A journal is great place to explore your feelings and journaling can help you reflect on things: Why did I do that? Why do I feel this way? Expressing difficult feelings in a journal can help you to let go of them and provide some perspective. It's almost like having a conversation with yourself. Journaling can also serve as a record of your journey. It's useful to look back over past entries and see what's changed. Journaling can highlight your progress and provide a useful record of insights you've had.

There's lots of evidence that journaling works. Dr. James Pennebaker found that those who kept a journal exploring their worst experiences had fewer minor illnesses and a more optimistic outlook.

Tips for Journaling

Journaling is most effective when you write about your deepest feelings. That can be challenging, but keep going as the journey is well worth it. Keep in mind that your journal is just for you. No-one else will ever read it. You may choose to share some of it in therapy, but that's not the main focus.

Journaling works best when you hand write each entry. You can use a computer, but I'd recommend using a hardback note book. What you write in your journal is confidential, so keep it somewhere safe.

You don't need to write for long, but try to do it everyday. Keep it manageable; how much time can you spare? Journaling for just 10 to 15 minutes a day is fine. Decide how long you'll write for and stick to it. It helps focus your mind if you time yourself and stop as soon as the time is up. Date every entry, as that will be useful when you come back to your journal later.

Don't worry about grammar, spelling or punctuation - just write! There's no rules about what to write but try to let the words come without too much thought. Your journal can include poems, drawings, doodles or whatever feels right for you. The best place to start is to ask yourself 'What's going on for me right now?' This is your private journal, so be honest with yourself. The more open and honest you can be in your journal, the better. Don't re-read what you've written straight away and don't edit it.

Fill your paper with the breathings of your heart. 
William Wordsworth

Don't worry if you get stuck; just explore how that stuckness feels. You might choose to notice what's happening in your body as you journal. How are you breathing? Do you notice any facial expressions or gestures? Be curious and be patient with yourself. Whatever happens is OK.

After a while it's worth reviewing what you've written. Read entries from a couple of weeks back or a month ago and see what comes up. Is there something to explore there? Has your perspective changed? Are there insights you'd forgotten in the meantime?

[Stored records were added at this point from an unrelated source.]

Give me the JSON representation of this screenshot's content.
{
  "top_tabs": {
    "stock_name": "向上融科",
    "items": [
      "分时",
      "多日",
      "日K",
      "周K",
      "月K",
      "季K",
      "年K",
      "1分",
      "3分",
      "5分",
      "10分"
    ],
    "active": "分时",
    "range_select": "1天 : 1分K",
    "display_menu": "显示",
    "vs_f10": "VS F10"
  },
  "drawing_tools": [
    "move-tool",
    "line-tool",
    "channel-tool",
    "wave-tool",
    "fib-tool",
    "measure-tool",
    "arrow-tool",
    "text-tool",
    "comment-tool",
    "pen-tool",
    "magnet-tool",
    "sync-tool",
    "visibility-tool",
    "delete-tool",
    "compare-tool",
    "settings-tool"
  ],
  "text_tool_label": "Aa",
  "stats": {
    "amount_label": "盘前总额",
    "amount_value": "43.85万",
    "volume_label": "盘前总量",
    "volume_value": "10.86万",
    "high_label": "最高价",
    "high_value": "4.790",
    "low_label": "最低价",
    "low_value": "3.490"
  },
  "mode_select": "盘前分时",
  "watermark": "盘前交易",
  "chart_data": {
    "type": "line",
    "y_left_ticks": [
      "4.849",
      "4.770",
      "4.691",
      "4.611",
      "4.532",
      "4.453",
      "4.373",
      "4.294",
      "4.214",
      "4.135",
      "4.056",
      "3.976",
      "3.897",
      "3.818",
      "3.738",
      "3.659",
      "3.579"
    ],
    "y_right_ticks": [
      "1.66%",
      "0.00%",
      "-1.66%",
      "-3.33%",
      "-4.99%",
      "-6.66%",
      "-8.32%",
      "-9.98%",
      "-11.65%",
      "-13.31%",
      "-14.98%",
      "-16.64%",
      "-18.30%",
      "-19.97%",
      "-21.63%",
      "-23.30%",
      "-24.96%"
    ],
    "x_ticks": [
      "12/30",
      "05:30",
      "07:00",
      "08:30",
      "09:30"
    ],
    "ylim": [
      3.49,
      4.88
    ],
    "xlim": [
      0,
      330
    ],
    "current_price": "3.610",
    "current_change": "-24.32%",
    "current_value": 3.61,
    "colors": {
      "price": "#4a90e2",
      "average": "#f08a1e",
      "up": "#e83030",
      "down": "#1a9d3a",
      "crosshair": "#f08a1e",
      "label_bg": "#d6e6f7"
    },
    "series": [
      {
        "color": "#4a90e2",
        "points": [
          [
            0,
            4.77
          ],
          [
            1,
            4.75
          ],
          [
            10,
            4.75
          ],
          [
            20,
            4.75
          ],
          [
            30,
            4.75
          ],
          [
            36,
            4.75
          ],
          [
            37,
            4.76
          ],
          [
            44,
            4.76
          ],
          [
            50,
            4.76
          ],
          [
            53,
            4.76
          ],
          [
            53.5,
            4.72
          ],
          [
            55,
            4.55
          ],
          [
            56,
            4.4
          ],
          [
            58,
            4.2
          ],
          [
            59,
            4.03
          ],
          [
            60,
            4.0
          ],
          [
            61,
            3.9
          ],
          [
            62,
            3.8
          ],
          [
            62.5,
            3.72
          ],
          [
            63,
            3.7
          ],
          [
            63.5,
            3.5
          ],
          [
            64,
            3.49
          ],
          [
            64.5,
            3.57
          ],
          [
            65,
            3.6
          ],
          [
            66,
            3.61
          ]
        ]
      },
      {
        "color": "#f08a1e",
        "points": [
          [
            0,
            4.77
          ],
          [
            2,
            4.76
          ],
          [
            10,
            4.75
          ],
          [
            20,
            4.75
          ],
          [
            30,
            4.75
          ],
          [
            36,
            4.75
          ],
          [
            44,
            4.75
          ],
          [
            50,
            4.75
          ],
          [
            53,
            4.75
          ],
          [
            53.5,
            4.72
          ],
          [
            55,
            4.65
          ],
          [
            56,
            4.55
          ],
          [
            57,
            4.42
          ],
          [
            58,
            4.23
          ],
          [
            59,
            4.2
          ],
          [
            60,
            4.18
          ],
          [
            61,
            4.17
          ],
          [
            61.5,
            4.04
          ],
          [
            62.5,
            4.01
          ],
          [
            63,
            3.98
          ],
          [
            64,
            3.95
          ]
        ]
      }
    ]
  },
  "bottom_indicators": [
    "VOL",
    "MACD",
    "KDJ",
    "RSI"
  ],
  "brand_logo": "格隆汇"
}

Other Ideas to Try

  • Choose a photograph that's especially meaningful to you and journal about it.
  • Write about what you'd choose if you had three wishes. Journal about your main worry right now. Write about memories or dreams.
  • Keep a gratitude journal. Don't just count your blessings; write them down and journal about what feelings come up.
  • Spend a few minutes preparation before you journal. Light a candle, do some breathing exercises or try a short mediation.

"The art of writing is the art of discovering what you believe."
Gustave Flaubert

Contact me if you have any questions about journaling.